> The problem
Search the data for the string "JSON" and copy each line in which it appears.

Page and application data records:
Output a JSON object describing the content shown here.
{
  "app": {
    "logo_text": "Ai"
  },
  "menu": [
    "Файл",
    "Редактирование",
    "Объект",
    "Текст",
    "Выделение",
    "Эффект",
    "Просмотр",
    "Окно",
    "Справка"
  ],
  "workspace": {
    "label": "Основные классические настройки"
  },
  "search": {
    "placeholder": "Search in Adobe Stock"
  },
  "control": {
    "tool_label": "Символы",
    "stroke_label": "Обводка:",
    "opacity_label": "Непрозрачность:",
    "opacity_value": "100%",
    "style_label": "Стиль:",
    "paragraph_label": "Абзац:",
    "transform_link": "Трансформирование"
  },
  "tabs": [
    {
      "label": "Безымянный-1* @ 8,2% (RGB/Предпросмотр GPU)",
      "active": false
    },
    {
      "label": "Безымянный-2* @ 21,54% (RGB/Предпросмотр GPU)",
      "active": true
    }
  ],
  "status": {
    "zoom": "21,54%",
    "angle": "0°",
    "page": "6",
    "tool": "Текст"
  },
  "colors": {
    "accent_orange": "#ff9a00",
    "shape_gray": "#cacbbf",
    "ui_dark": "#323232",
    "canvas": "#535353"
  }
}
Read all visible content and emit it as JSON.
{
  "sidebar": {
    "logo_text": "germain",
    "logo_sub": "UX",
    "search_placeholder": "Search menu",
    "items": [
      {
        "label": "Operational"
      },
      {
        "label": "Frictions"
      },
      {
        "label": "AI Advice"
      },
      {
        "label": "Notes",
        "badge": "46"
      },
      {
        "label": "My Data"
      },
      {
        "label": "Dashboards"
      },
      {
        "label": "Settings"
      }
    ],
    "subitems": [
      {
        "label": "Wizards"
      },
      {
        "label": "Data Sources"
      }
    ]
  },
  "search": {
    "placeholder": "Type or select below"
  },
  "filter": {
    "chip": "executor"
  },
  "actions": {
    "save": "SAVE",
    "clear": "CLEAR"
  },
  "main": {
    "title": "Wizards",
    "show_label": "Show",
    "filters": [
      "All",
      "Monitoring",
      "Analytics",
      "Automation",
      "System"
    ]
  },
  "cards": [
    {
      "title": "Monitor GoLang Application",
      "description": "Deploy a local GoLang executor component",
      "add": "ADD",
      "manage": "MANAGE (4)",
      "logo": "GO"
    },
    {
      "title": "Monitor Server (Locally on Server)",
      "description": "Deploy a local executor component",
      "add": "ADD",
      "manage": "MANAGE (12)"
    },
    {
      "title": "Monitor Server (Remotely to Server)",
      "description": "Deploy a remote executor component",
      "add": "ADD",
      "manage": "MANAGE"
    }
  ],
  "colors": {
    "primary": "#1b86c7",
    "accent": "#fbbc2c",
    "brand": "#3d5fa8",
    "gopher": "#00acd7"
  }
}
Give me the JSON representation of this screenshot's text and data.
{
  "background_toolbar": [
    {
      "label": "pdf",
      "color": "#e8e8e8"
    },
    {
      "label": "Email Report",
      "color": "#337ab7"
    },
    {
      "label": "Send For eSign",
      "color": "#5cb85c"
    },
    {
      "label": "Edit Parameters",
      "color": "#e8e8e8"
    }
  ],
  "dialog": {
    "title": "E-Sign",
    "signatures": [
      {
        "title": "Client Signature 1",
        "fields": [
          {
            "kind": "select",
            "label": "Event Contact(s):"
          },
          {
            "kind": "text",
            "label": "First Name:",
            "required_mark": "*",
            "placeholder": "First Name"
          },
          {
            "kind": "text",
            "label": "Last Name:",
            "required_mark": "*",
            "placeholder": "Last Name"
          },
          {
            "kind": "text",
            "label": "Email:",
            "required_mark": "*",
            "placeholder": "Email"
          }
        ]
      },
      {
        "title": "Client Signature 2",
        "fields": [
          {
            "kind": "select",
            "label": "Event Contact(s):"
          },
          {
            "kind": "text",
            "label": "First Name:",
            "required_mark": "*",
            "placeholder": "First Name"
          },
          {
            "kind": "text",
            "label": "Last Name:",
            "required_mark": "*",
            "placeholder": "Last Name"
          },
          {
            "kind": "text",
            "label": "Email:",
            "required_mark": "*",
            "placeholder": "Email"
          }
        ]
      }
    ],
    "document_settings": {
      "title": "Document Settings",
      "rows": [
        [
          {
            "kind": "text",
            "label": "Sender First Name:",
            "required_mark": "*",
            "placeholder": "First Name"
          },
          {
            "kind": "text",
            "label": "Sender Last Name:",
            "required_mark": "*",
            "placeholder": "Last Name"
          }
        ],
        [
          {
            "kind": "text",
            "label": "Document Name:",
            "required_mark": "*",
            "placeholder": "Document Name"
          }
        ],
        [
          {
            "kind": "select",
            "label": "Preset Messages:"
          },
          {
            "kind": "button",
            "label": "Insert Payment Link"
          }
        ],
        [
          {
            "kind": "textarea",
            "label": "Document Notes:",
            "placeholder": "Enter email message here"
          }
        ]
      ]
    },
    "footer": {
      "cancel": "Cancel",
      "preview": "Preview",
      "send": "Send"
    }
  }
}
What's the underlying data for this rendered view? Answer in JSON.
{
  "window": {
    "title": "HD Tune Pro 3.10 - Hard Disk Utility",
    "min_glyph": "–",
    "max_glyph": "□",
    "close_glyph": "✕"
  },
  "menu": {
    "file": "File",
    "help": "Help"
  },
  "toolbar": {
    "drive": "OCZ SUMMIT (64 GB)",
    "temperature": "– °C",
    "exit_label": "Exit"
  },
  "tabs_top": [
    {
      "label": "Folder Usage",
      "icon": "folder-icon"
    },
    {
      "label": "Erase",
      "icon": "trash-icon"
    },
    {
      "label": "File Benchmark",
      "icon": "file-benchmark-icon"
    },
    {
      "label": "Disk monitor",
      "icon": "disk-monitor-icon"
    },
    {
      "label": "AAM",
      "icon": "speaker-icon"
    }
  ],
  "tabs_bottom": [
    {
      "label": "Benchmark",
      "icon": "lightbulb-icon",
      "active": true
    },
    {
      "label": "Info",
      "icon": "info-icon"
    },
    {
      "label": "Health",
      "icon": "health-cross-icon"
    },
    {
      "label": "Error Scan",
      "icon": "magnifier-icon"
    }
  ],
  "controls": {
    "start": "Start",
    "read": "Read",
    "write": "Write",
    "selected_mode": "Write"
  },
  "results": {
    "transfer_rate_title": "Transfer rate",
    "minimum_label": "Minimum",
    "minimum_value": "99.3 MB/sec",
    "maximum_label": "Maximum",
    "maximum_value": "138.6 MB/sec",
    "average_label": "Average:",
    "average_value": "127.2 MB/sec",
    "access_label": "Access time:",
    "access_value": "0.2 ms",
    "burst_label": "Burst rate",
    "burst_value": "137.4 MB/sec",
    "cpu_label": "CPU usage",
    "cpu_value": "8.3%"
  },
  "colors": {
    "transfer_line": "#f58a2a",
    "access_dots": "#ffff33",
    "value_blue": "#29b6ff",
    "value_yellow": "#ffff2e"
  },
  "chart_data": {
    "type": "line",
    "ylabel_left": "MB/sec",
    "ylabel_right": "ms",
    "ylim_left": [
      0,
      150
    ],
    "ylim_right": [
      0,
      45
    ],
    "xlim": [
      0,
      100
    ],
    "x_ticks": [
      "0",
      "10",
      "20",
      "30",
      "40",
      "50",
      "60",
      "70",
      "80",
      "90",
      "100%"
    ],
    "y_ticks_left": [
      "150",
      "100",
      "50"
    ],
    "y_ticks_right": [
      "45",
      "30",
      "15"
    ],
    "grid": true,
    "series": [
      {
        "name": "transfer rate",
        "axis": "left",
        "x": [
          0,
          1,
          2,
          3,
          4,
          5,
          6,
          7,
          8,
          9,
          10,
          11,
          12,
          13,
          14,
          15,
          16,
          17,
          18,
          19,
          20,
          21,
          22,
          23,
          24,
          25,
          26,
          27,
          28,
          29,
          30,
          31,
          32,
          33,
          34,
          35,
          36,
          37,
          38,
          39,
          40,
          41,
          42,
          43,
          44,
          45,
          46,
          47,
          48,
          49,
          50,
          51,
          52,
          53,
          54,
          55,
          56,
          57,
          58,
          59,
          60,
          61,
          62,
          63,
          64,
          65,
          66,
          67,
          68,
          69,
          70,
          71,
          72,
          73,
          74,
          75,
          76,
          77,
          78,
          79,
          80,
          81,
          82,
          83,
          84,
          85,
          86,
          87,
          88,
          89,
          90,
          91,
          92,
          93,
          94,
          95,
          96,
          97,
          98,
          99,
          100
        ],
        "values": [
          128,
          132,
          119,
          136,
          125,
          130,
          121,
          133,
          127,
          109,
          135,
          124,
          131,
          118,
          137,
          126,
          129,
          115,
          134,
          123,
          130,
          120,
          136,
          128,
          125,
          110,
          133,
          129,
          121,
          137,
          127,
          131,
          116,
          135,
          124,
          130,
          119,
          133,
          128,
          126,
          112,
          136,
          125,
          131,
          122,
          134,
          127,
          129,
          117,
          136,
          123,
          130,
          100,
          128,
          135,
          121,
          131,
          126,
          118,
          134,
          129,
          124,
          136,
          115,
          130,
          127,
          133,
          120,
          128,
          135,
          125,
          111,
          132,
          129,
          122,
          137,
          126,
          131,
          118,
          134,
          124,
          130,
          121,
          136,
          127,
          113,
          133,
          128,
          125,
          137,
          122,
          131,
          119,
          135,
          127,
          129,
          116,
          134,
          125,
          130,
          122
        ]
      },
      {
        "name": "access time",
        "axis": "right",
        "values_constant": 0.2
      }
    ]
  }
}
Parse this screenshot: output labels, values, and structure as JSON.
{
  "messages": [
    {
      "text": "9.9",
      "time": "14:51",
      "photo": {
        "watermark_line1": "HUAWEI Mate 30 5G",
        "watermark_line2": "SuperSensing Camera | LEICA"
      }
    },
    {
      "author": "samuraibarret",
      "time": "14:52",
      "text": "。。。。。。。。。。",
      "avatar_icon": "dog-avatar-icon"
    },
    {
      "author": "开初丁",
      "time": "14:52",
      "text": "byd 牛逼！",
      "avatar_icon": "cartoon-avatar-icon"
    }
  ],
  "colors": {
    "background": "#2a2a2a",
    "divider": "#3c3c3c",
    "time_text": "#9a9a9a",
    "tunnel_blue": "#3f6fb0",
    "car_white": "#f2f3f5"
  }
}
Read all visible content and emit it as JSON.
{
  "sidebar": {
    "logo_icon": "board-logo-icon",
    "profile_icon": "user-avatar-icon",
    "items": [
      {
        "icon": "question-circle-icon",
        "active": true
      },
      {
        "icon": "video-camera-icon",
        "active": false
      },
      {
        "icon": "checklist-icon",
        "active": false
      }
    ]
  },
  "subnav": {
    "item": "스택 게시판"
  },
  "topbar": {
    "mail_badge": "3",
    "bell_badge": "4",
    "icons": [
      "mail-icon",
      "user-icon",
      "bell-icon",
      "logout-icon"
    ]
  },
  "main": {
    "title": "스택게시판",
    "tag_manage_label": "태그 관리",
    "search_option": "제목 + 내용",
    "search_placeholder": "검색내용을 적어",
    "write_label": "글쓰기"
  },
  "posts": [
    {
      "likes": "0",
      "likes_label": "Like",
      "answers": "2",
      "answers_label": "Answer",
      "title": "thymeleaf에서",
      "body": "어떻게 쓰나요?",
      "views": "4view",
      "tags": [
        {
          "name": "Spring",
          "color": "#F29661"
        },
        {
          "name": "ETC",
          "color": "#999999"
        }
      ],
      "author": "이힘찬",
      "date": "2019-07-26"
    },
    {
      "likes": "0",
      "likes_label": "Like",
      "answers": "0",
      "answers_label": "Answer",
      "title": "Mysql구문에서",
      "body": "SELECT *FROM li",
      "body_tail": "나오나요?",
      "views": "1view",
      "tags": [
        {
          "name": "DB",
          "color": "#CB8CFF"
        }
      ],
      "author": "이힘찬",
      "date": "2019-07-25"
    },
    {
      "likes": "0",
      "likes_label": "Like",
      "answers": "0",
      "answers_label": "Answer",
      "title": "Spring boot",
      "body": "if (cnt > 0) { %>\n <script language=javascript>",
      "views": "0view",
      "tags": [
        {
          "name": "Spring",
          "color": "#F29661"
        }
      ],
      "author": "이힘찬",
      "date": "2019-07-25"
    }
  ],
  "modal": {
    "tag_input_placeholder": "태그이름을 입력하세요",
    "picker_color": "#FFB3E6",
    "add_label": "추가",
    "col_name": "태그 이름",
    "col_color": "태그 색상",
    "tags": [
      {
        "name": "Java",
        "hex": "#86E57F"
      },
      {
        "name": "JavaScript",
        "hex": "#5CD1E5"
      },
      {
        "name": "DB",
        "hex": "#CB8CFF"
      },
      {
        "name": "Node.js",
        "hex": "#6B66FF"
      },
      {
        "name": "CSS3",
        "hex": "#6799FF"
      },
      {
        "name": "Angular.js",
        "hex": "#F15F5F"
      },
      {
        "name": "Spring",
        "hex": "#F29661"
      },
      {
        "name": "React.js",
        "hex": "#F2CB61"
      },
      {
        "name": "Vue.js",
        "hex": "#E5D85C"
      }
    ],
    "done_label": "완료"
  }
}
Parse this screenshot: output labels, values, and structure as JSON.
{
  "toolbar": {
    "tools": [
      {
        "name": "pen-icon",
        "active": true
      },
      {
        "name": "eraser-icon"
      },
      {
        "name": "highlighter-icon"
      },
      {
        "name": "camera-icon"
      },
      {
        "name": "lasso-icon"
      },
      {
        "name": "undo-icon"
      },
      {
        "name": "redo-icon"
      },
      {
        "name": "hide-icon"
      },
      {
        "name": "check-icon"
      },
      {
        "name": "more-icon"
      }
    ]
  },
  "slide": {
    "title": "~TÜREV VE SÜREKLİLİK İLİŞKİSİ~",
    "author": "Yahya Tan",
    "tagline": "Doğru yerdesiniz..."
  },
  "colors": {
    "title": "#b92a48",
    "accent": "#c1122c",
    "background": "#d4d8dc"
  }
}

> Your solution
Output a JSON object describing the content shown here.
Read all visible content and emit it as JSON.
Give me the JSON representation of this screenshot's text and data.
What's the underlying data for this rendered view? Answer in JSON.
Parse this screenshot: output labels, values, and structure as JSON.
Read all visible content and emit it as JSON.
Parse this screenshot: output labels, values, and structure as JSON.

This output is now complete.